Eliot has had the fortune—or misfortune—to fall in love with a spinner, Iris Matsuo, who returns his devotion. With spinner-heartbeat miscegenation constituting a low-level, generally unpunished crime, but also a slap in the face to many bigots, a social offense that enrages and leads to assaults, the pair have their hearts set on travelling to the pirate nation of Avernus, where no such prejudices exist. But before they can make their getaway, tragedy strikes. Iris is kidnapped and broken up for parts. The novel becomes Eliot’s quest—quixotic, fevered, dangerous, obsessional—to reassemble her, and thus awaken her “soul” once more. This odyssey will take him across every stratum of society, from industrial plants to the HQ of the spinner terrorist, Lorca.
A writer from outside the genre confines, Trichter nonetheless possesses the full suite of stefnal tools and paradigms and thought habits that define a great SF writer. He’s even as easygoing with a necessary infodump as Kim Stanley Robinson. The implications of his one simple conceit—androids—have been allowed to permeate every interstice of his future, from economics to culture, from art to crime, from sexual mores to child-raising. And it all hangs together organically.

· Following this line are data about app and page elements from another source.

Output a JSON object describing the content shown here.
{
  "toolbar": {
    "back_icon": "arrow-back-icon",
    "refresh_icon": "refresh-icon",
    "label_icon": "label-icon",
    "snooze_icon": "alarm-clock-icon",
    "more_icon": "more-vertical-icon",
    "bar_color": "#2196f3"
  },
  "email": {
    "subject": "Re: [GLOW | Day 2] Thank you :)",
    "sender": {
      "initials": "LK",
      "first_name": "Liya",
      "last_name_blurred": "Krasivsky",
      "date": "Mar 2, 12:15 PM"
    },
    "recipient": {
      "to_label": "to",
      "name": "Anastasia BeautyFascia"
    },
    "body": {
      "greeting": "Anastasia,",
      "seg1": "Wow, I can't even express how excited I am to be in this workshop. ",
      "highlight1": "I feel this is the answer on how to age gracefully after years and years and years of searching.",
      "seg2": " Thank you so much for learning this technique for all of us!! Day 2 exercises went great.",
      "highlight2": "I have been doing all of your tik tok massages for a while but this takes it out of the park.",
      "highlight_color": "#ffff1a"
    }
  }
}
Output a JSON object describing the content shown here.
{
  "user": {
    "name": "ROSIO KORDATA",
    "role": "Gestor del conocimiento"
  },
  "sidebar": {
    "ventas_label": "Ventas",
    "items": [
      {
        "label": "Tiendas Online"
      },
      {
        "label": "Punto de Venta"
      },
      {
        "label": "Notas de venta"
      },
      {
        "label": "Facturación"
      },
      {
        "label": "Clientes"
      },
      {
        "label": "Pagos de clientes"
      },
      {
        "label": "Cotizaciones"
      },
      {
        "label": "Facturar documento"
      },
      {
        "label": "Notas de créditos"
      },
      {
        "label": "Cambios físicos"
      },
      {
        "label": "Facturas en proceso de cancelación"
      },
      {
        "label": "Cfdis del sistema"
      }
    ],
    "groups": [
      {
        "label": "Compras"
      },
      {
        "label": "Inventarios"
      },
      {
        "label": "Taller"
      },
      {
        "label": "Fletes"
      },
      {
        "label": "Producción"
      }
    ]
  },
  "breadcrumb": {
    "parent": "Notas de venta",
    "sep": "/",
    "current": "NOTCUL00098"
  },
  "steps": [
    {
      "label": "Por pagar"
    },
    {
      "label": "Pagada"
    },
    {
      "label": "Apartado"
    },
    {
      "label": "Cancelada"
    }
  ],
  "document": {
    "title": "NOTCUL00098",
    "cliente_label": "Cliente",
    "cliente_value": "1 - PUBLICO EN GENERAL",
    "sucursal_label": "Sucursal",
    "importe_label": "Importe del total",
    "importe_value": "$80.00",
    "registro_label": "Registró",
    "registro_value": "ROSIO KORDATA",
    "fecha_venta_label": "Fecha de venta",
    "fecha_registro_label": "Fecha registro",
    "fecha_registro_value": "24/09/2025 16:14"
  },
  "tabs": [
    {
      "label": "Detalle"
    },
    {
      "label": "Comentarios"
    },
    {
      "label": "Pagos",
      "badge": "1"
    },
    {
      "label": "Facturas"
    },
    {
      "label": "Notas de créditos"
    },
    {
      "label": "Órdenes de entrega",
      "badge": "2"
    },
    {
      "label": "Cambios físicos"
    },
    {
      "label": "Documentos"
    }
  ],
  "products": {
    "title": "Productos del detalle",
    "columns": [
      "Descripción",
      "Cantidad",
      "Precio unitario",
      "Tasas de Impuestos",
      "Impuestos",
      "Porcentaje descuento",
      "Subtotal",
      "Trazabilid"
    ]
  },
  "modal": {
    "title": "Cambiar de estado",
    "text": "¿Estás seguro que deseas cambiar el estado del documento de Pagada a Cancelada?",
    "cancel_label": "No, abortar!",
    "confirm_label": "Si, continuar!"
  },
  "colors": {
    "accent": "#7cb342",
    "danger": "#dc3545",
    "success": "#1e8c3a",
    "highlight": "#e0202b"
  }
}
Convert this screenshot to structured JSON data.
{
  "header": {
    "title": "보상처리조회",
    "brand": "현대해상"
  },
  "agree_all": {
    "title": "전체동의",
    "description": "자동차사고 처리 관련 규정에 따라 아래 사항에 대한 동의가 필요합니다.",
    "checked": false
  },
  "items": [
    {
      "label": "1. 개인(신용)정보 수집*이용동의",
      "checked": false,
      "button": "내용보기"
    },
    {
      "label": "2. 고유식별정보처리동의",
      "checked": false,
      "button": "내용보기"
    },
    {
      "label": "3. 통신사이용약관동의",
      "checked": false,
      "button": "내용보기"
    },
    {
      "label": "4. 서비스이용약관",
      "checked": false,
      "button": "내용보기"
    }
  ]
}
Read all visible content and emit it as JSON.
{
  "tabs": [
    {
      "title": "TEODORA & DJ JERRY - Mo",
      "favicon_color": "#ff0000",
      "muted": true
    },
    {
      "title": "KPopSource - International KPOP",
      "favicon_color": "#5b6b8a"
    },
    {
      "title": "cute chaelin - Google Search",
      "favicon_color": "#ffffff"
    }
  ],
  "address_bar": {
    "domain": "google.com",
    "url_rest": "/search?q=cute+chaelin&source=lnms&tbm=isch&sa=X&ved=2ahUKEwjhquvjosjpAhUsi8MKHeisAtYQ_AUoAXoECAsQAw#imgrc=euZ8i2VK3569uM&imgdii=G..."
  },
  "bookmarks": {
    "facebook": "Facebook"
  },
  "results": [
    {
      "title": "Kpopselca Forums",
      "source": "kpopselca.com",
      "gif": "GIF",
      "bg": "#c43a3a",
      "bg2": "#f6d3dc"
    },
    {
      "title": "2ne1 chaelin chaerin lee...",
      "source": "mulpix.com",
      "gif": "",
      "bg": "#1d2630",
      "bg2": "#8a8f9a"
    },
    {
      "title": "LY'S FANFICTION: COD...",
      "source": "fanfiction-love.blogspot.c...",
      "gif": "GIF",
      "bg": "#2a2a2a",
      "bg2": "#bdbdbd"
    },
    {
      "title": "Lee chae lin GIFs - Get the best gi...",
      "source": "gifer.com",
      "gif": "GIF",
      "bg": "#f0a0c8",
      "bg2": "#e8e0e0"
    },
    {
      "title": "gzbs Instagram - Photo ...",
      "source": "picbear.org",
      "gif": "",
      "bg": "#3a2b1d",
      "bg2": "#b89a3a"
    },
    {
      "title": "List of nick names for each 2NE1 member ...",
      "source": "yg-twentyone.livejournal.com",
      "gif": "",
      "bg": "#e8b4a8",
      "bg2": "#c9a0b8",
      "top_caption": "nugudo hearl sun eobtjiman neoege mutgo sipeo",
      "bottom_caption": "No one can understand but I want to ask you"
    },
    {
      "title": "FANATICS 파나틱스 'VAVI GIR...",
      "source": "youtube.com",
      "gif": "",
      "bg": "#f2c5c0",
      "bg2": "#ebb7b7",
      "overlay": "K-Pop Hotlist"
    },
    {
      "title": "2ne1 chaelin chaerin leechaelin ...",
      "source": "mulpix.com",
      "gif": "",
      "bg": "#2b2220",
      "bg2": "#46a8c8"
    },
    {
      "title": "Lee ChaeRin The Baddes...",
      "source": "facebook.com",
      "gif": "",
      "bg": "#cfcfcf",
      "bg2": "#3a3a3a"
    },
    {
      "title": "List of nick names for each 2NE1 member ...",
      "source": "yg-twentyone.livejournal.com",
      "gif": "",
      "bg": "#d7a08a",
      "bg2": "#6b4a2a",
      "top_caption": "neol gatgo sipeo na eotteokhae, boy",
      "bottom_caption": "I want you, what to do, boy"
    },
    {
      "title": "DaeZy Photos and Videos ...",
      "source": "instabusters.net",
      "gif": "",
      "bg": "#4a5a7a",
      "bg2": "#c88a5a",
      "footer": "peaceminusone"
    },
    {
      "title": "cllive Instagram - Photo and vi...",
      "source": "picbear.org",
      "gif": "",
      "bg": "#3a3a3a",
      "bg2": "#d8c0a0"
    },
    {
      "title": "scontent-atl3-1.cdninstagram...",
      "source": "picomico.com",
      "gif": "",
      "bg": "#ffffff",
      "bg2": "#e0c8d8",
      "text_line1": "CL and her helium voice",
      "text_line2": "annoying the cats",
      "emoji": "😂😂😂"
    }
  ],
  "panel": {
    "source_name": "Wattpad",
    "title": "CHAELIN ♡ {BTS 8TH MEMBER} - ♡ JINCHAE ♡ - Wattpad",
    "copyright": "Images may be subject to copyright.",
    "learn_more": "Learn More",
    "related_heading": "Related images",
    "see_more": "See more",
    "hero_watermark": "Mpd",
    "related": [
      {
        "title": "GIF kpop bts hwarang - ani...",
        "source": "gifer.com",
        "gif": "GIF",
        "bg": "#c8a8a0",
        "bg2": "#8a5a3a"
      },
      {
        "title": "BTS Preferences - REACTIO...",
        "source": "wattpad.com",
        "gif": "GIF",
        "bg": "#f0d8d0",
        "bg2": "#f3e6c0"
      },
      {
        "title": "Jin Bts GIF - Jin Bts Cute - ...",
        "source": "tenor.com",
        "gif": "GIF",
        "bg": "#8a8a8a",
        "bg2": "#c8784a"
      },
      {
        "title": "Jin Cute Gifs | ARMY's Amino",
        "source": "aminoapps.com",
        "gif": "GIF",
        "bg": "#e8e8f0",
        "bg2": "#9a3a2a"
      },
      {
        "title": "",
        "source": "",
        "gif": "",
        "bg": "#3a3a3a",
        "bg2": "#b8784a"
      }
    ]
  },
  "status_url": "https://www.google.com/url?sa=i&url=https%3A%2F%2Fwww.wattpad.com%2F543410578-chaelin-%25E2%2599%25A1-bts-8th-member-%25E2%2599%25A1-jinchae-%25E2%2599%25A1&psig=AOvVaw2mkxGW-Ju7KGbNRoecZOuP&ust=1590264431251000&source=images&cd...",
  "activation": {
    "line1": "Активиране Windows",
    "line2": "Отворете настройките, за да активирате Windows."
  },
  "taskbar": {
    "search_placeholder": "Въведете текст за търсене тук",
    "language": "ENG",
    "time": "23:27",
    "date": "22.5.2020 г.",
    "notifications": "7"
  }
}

Moreover, Trichter is not remiss in his homages. Asimov and Dick being primary influences, Pohl and Kornbluth also come into play, especially in the description of how androids were engineered to be pre-hooked on caffeine and cigarettes. There’s also, I think, a great riff on Lang’s Metropolis, with Iris being the female robot Maria. The city of Heron, California, where the android industry began, is described thus: “The Heron of today, however, rises conspicuously like some Gehry-esque volcano belching black smoke into the clouds. Its towering clusters are as recognizable as the Hollywood sign and can be seen from any point in L.A., and though few heartbeats ever set foot into the city itself, all of the world is familiar with the orgy of production that grows Heron every day like a tumor on the California spine.”
Another excellent thread and character is found in the figure of “the old detective,” who functions like Inspector Javert from Les Misérables. Eliot’s mad quest to reassemble Iris involves a lot of drug-addled violence (Eliot is addicted to drip, a drug created by androids out of “old plastic”), even unto murder, and the police naturally get involved. As a voice of humanistic reasoning and sentiment, the best parts of a vanished era, the old detective serves as a kind of moral counterweight to Eliot’s actions, a selfless corrective to the younger man’s egocentric manias.
But of course Eliot can be somewhat excused for his manias. His father was a kind of Howard Stark figure, the inventor of androids, and murdered by his creations in the presence of a teenaged Eliot. This of course makes Eliot Iron Man, and indeed, he has a cyborg arm as token of his interface between the two realms of heartbeats and spinners.
Trichter’s noirish dystopia is hallucinogenic naturalism, a prickly, disturbing descent into a world where only love—carnal or positronic—can offer a shelter from the artificial storms.